African-American themes made Langston Hughes a primary contributor to the Harlem Renaissance of the 1920s
Langston Hughes was born February 1st, 1902 in Joplin, Missouri to James Hughes and Carrie Langston who separated soon after his birth. His father moved to Mexico.
Primarily raised by his maternal grandmother, Mary until she died in his early teens. He went to live with his mother in Cleveland, Ohio and attended high school and was introduced to the poetry of Carl Sandburg and Walt Whitman.
Hughes graduated from high school in 1920 and spent the year in Mexico with his father. In 1921, he returned to the US and enrolled at Columbia University and quickly became a part of Harlem's cultural movement (Harlem Renaissance).
Langston Hughes was among the firsts to use jazz rhythms and dialect to depict the life of urban blacks.

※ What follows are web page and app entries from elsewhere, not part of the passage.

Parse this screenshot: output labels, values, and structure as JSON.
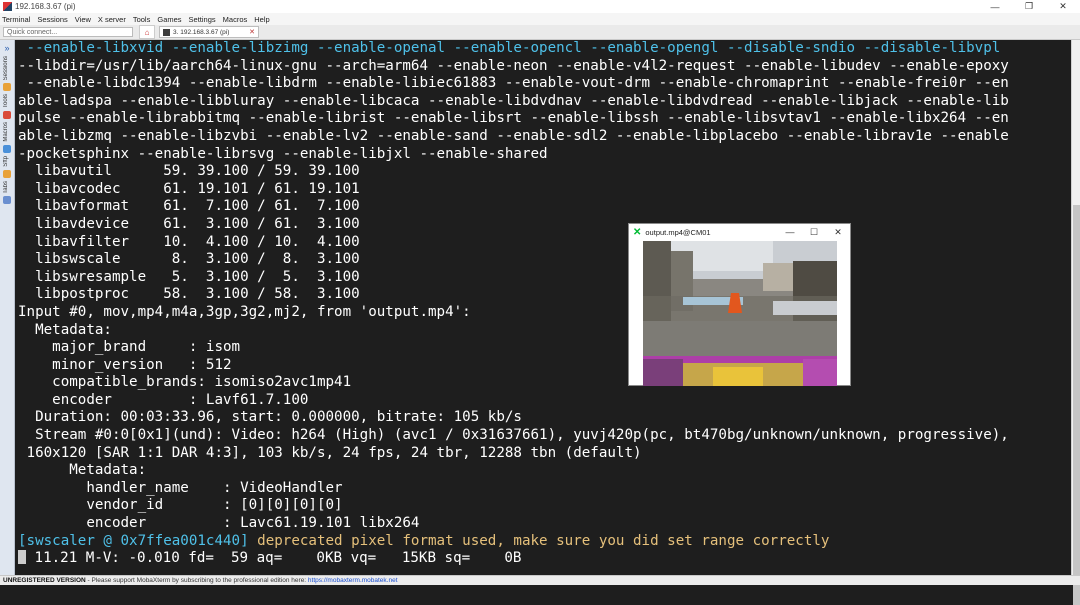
{
  "window": {
    "title": "192.168.3.67 (pi)",
    "controls": [
      "—",
      "❐",
      "✕"
    ]
  },
  "menu": [
    "Terminal",
    "Sessions",
    "View",
    "X server",
    "Tools",
    "Games",
    "Settings",
    "Macros",
    "Help"
  ],
  "quick_connect": {
    "placeholder": "Quick connect..."
  },
  "tab": {
    "label": "3. 192.168.3.67 (pi)",
    "close": "✕"
  },
  "sidebar": [
    "Sessions",
    "Tools",
    "Macros",
    "Sftp",
    "Tabs"
  ],
  "terminal": {
    "lines": [
      [
        {
          "t": " --enable-libxvid --enable-libzimg --enable-openal --enable-opencl --enable-opengl --disable-sndio --disable-libvpl",
          "c": "cyan"
        }
      ],
      [
        {
          "t": "--libdir=/usr/lib/aarch64-linux-gnu --arch=arm64 --enable-neon --enable-v4l2-request --enable-libudev --enable-epoxy",
          "c": ""
        }
      ],
      [
        {
          "t": " --enable-libdc1394 --enable-libdrm --enable-libiec61883 --enable-vout-drm --enable-chromaprint --enable-frei0r --en",
          "c": ""
        }
      ],
      [
        {
          "t": "able-ladspa --enable-libbluray --enable-libcaca --enable-libdvdnav --enable-libdvdread --enable-libjack --enable-lib",
          "c": ""
        }
      ],
      [
        {
          "t": "pulse --enable-librabbitmq --enable-librist --enable-libsrt --enable-libssh --enable-libsvtav1 --enable-libx264 --en",
          "c": ""
        }
      ],
      [
        {
          "t": "able-libzmq --enable-libzvbi --enable-lv2 --enable-sand --enable-sdl2 --enable-libplacebo --enable-librav1e --enable",
          "c": ""
        }
      ],
      [
        {
          "t": "-pocketsphinx --enable-librsvg --enable-libjxl --enable-shared",
          "c": ""
        }
      ],
      [
        {
          "t": "  libavutil      59. 39.100 / 59. 39.100",
          "c": ""
        }
      ],
      [
        {
          "t": "  libavcodec     61. 19.101 / 61. 19.101",
          "c": ""
        }
      ],
      [
        {
          "t": "  libavformat    61.  7.100 / 61.  7.100",
          "c": ""
        }
      ],
      [
        {
          "t": "  libavdevice    61.  3.100 / 61.  3.100",
          "c": ""
        }
      ],
      [
        {
          "t": "  libavfilter    10.  4.100 / 10.  4.100",
          "c": ""
        }
      ],
      [
        {
          "t": "  libswscale      8.  3.100 /  8.  3.100",
          "c": ""
        }
      ],
      [
        {
          "t": "  libswresample   5.  3.100 /  5.  3.100",
          "c": ""
        }
      ],
      [
        {
          "t": "  libpostproc    58.  3.100 / 58.  3.100",
          "c": ""
        }
      ],
      [
        {
          "t": "Input #0, mov,mp4,m4a,3gp,3g2,mj2, from 'output.mp4':",
          "c": ""
        }
      ],
      [
        {
          "t": "  Metadata:",
          "c": ""
        }
      ],
      [
        {
          "t": "    major_brand     : isom",
          "c": ""
        }
      ],
      [
        {
          "t": "    minor_version   : 512",
          "c": ""
        }
      ],
      [
        {
          "t": "    compatible_brands: isomiso2avc1mp41",
          "c": ""
        }
      ],
      [
        {
          "t": "    encoder         : Lavf61.7.100",
          "c": ""
        }
      ],
      [
        {
          "t": "  Duration: 00:03:33.96, start: 0.000000, bitrate: 105 kb/s",
          "c": ""
        }
      ],
      [
        {
          "t": "  Stream #0:0[0x1](und): Video: h264 (High) (avc1 / 0x31637661), yuvj420p(pc, bt470bg/unknown/unknown, progressive),",
          "c": ""
        }
      ],
      [
        {
          "t": " 160x120 [SAR 1:1 DAR 4:3], 103 kb/s, 24 fps, 24 tbr, 12288 tbn (default)",
          "c": ""
        }
      ],
      [
        {
          "t": "      Metadata:",
          "c": ""
        }
      ],
      [
        {
          "t": "        handler_name    : VideoHandler",
          "c": ""
        }
      ],
      [
        {
          "t": "        vendor_id       : [0][0][0][0]",
          "c": ""
        }
      ],
      [
        {
          "t": "        encoder         : Lavc61.19.101 libx264",
          "c": ""
        }
      ],
      [
        {
          "t": "[swscaler @ 0x7ffea001c440]",
          "c": "cyan"
        },
        {
          "t": " deprecated pixel format used, make sure you did set range correctly",
          "c": "yellow"
        }
      ],
      [
        {
          "t": "CURSOR",
          "c": "cursor"
        },
        {
          "t": " 11.21 M-V: -0.010 fd=  59 aq=    0KB vq=   15KB sq=    0B",
          "c": ""
        }
      ]
    ]
  },
  "video_window": {
    "title": "output.mp4@CM01",
    "controls": [
      "—",
      "☐",
      "✕"
    ]
  },
  "status": {
    "bold": "UNREGISTERED VERSION",
    "text": "  -  Please support MobaXterm by subscribing to the professional edition here:  ",
    "link": "https://mobaxterm.mobatek.net"
  }
}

Langston Hughes died in 1967 due to complications with prostate cancer.